Endoperoxide artemisinin and its several derivates are significant role players in the treatment of malaria and are recommended as first-line drugs for artemisinin-based combination therapies by the World Health Organization. Delayed parasite clearance was found to be associated with reduced drug susceptibility of the ring stage as well as mutations in PFKELCH13, which encodes a kelch domain-containing protein on chromosome 13. PfKelch13 belongs to the top 5% of most conserved proteins in Plasmodium and comprises an N-terminal apicomplexan-specific region followed by a CCC domain, a BTB domain, and a six bladed kelch β-propeller domain. It has now become evident that mutations in PfKelch13 mutations remain a significant problem in our battle to eliminate malaria, an infectious disease that poses a significant problem to global health systems, especially in the developing world.
In a recent study, Schumann, et al., made use of selection-linked integration (SLI) in combination with glmS ribozyme-tagging and established a purification protocol for recombinant PfKelch13 to study the relevance of the abundance, conformational stability, and redox state of PfKelch13 for the artemisinin susceptibility in P. falciparum.

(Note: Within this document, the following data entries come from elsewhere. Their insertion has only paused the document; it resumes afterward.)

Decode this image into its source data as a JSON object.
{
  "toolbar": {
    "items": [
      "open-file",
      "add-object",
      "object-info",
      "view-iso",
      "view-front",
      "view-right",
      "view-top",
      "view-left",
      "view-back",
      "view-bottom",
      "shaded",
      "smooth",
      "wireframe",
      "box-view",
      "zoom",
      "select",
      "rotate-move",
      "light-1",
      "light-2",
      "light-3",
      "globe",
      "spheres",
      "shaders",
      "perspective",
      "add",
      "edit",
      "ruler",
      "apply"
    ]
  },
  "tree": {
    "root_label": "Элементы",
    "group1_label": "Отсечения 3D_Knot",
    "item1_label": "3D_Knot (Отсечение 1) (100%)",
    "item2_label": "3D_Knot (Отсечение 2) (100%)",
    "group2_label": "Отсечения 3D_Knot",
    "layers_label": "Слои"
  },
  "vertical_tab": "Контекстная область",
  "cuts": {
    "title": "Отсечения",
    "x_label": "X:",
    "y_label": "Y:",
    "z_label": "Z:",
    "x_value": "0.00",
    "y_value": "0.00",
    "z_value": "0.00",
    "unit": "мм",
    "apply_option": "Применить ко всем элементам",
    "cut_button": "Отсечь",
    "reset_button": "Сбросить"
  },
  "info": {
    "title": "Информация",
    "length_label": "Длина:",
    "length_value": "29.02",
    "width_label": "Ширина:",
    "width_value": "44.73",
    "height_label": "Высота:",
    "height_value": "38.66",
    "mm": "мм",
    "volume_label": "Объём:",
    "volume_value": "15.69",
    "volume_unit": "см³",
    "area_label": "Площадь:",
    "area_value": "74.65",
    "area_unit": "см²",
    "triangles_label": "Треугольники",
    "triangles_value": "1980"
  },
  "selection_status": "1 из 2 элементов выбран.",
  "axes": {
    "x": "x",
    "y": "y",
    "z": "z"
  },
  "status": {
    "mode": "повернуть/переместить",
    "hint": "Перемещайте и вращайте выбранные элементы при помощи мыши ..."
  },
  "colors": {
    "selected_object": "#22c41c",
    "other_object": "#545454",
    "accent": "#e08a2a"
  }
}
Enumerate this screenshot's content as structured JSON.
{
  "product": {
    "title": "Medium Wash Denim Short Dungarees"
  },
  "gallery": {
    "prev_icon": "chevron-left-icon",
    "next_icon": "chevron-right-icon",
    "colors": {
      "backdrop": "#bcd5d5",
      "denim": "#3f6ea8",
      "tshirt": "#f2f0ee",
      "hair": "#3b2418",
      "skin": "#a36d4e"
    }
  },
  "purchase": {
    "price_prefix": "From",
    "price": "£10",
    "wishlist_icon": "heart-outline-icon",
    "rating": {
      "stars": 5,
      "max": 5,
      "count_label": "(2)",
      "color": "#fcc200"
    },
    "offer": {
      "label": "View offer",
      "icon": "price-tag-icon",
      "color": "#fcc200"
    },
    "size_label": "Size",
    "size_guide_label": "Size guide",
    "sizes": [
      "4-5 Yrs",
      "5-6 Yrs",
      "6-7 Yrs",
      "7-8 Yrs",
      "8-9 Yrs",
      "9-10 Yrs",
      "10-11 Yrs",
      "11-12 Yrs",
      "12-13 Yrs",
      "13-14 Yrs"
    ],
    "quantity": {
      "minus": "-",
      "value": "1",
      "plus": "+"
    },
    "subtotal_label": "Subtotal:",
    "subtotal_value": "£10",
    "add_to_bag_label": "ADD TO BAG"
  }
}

In short, the researchers reported the down-regulation of PfKelch13 which results in ring-stage survival rates of up to 40% and that common field mutations have a destabilizing effect on the folding properties of PfKelch13. In addition, they reported that PfKelch13 exists in at least two different forms and established a protocol for the production of recombinant PfKelch13.

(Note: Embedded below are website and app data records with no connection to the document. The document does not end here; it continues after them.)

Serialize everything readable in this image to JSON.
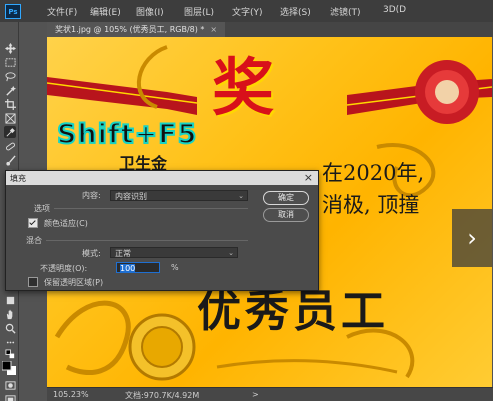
{
  "menubar": {
    "logo": "Ps",
    "items": [
      "文件(F)",
      "编辑(E)",
      "图像(I)",
      "图层(L)",
      "文字(Y)",
      "选择(S)",
      "滤镜(T)",
      "3D(D"
    ]
  },
  "document": {
    "tab_label": "奖状1.jpg @ 105% (优秀员工, RGB/8) *",
    "close_glyph": "×"
  },
  "canvas": {
    "jiang": "奖",
    "shortcut_overlay": "Shift+F5",
    "signature": "卫生金",
    "line1": "在2020年,",
    "line2": "消极, 顶撞",
    "award": "优秀员工",
    "next_glyph": "›"
  },
  "statusbar": {
    "zoom": "105.23%",
    "doc_info": "文档:970.7K/4.92M",
    "arrow": ">"
  },
  "dialog": {
    "title": "填充",
    "close": "×",
    "content_label": "内容:",
    "content_value": "内容识别",
    "options_group": "选项",
    "color_adapt_label": "颜色适应(C)",
    "color_adapt_checked": true,
    "blend_group": "混合",
    "mode_label": "模式:",
    "mode_value": "正常",
    "opacity_label": "不透明度(O):",
    "opacity_value": "100",
    "opacity_unit": "%",
    "preserve_label": "保留透明区域(P)",
    "preserve_checked": false,
    "ok_label": "确定",
    "cancel_label": "取消"
  },
  "colors": {
    "accent": "#31a8ff",
    "canvas_gold": "#ffc21a",
    "ribbon_red": "#d8101a",
    "shortcut_outline": "#17d3c5"
  },
  "tools": [
    "move-icon",
    "marquee-icon",
    "lasso-icon",
    "magic-wand-icon",
    "crop-icon",
    "frame-icon",
    "eyedropper-icon",
    "healing-icon",
    "brush-icon",
    "stamp-icon",
    "history-brush-icon",
    "eraser-icon",
    "gradient-icon",
    "blur-icon",
    "dodge-icon",
    "pen-icon",
    "type-icon",
    "path-select-icon",
    "shape-icon",
    "hand-icon",
    "zoom-icon",
    "edit-toolbar-icon",
    "default-colors-icon",
    "foreground-color-icon",
    "quick-mask-icon",
    "screen-mode-icon"
  ]
}
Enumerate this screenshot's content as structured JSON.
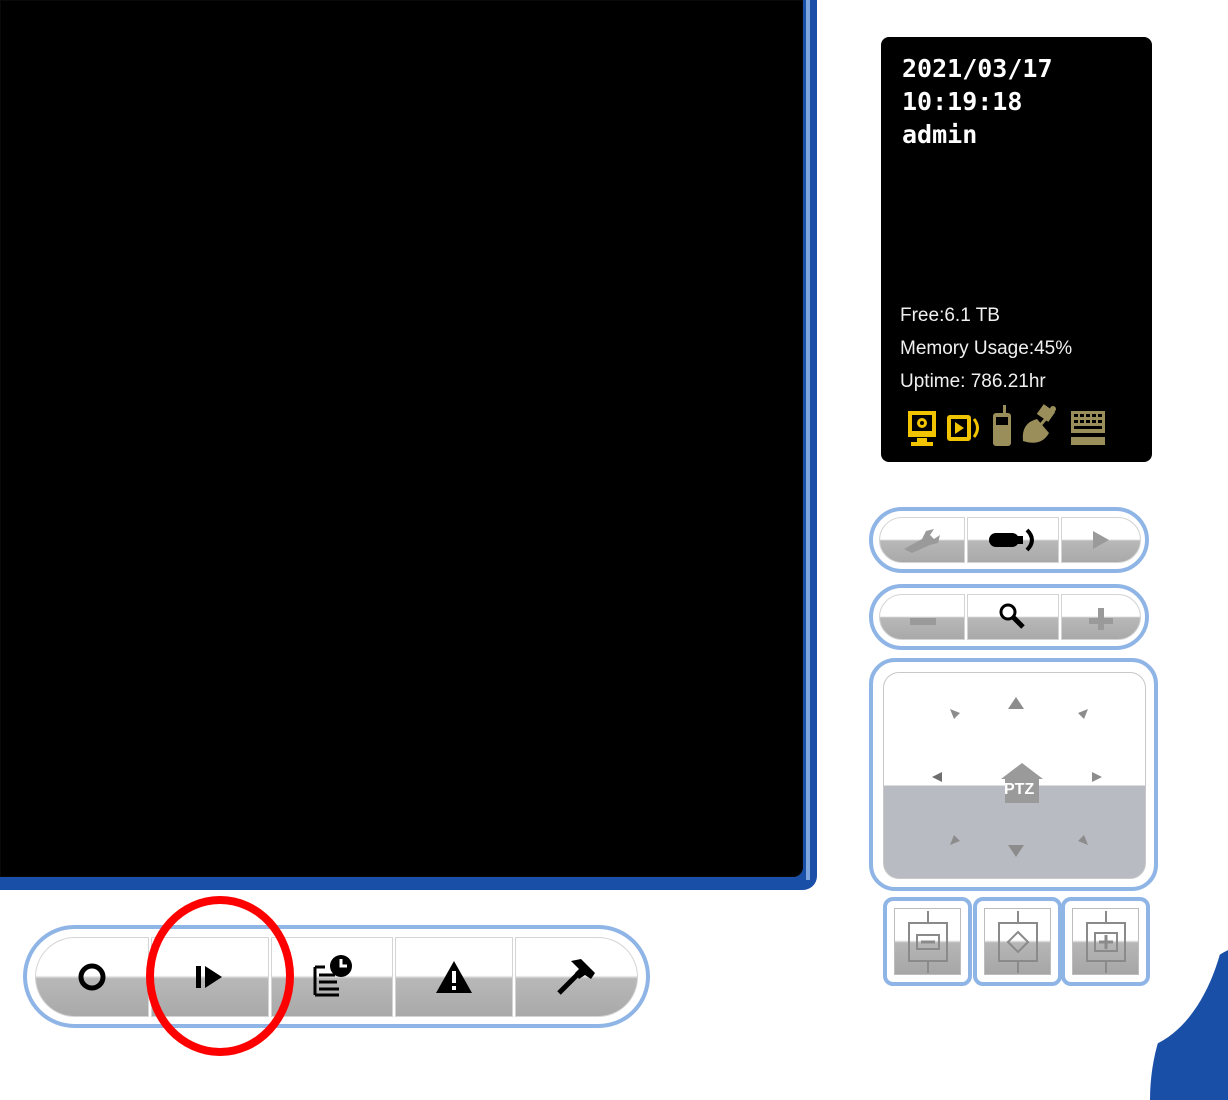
{
  "status": {
    "date": "2021/03/17",
    "time": "10:19:18",
    "user": "admin",
    "free": "Free:6.1 TB",
    "memory": "Memory Usage:45%",
    "uptime": "Uptime: 786.21hr",
    "icons": [
      "monitor-icon",
      "playback-speaker-icon",
      "mobile-phone-icon",
      "satellite-icon",
      "keyboard-icon"
    ]
  },
  "toolbar": {
    "buttons": [
      "record-icon",
      "playback-icon",
      "schedule-icon",
      "alarm-warning-icon",
      "tools-hammer-icon"
    ]
  },
  "side_controls": {
    "row1": [
      "wrench-icon",
      "camera-audio-icon",
      "play-icon"
    ],
    "row2": [
      "zoom-out-icon",
      "magnifier-icon",
      "zoom-in-icon"
    ]
  },
  "ptz": {
    "home_label": "PTZ"
  },
  "colors": {
    "frame_blue": "#1a4fa8",
    "pill_border": "#8fb4e6",
    "status_icon_yellow": "#f2c400",
    "status_icon_olive": "#9a8f5a",
    "highlight": "#ff0000"
  }
}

In their own words:
“In summary, in contrast to residues C469, C532, and C580, the surface-exposed thiol group of residue C473 appears to be essential. However, not the redox properties but impaired folding of PfKelch13, resulting in a decreased PfKelch13 abundance, alters the artemisinin susceptibility and is the central parameter for mutant selection.”

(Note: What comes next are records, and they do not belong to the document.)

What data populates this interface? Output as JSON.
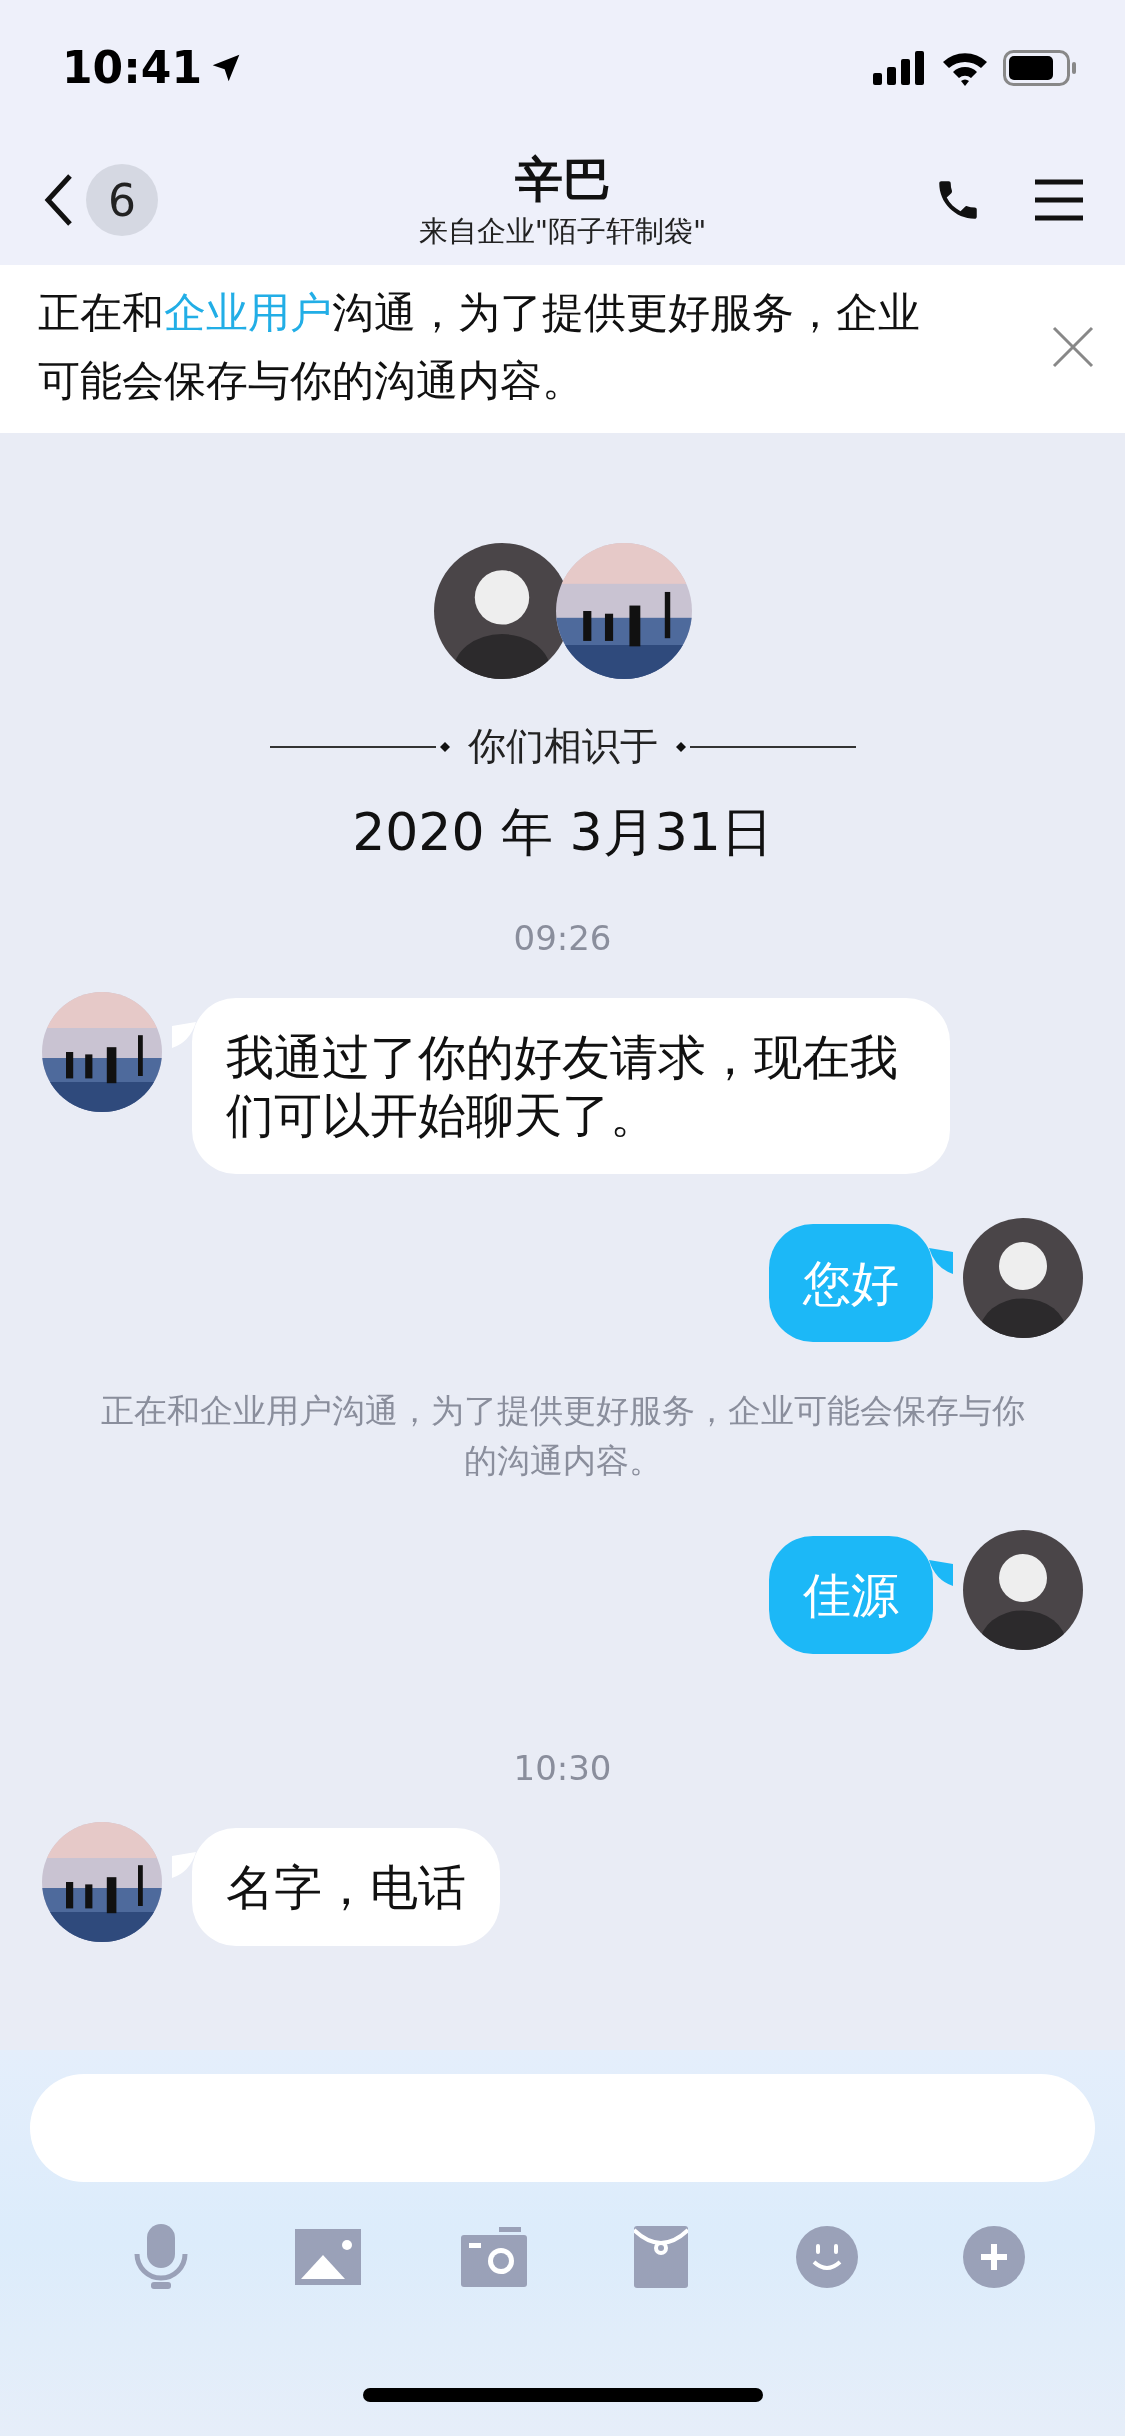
{
  "status_bar": {
    "time": "10:41"
  },
  "nav": {
    "back_count": "6",
    "title": "辛巴",
    "subtitle": "来自企业\"陌子轩制袋\""
  },
  "notice": {
    "prefix": "正在和",
    "link": "企业用户",
    "suffix": "沟通，为了提供更好服务，企业可能会保存与你的沟通内容。"
  },
  "intro": {
    "label": "你们相识于",
    "date": "2020 年 3月31日"
  },
  "messages": [
    {
      "kind": "time",
      "text": "09:26"
    },
    {
      "kind": "incoming",
      "text": "我通过了你的好友请求，现在我们可以开始聊天了。"
    },
    {
      "kind": "outgoing",
      "text": "您好"
    },
    {
      "kind": "system",
      "text": "正在和企业用户沟通，为了提供更好服务，企业可能会保存与你的沟通内容。"
    },
    {
      "kind": "outgoing",
      "text": "佳源"
    },
    {
      "kind": "time",
      "text": "10:30"
    },
    {
      "kind": "incoming",
      "text": "名字，电话"
    }
  ]
}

Journal article: Schumann, et al., 2021. Protein abundance and folding rather than the redox state of Kelch13 determine the artemisinin susceptibility of Plasmodium falciparum. Redox Biology.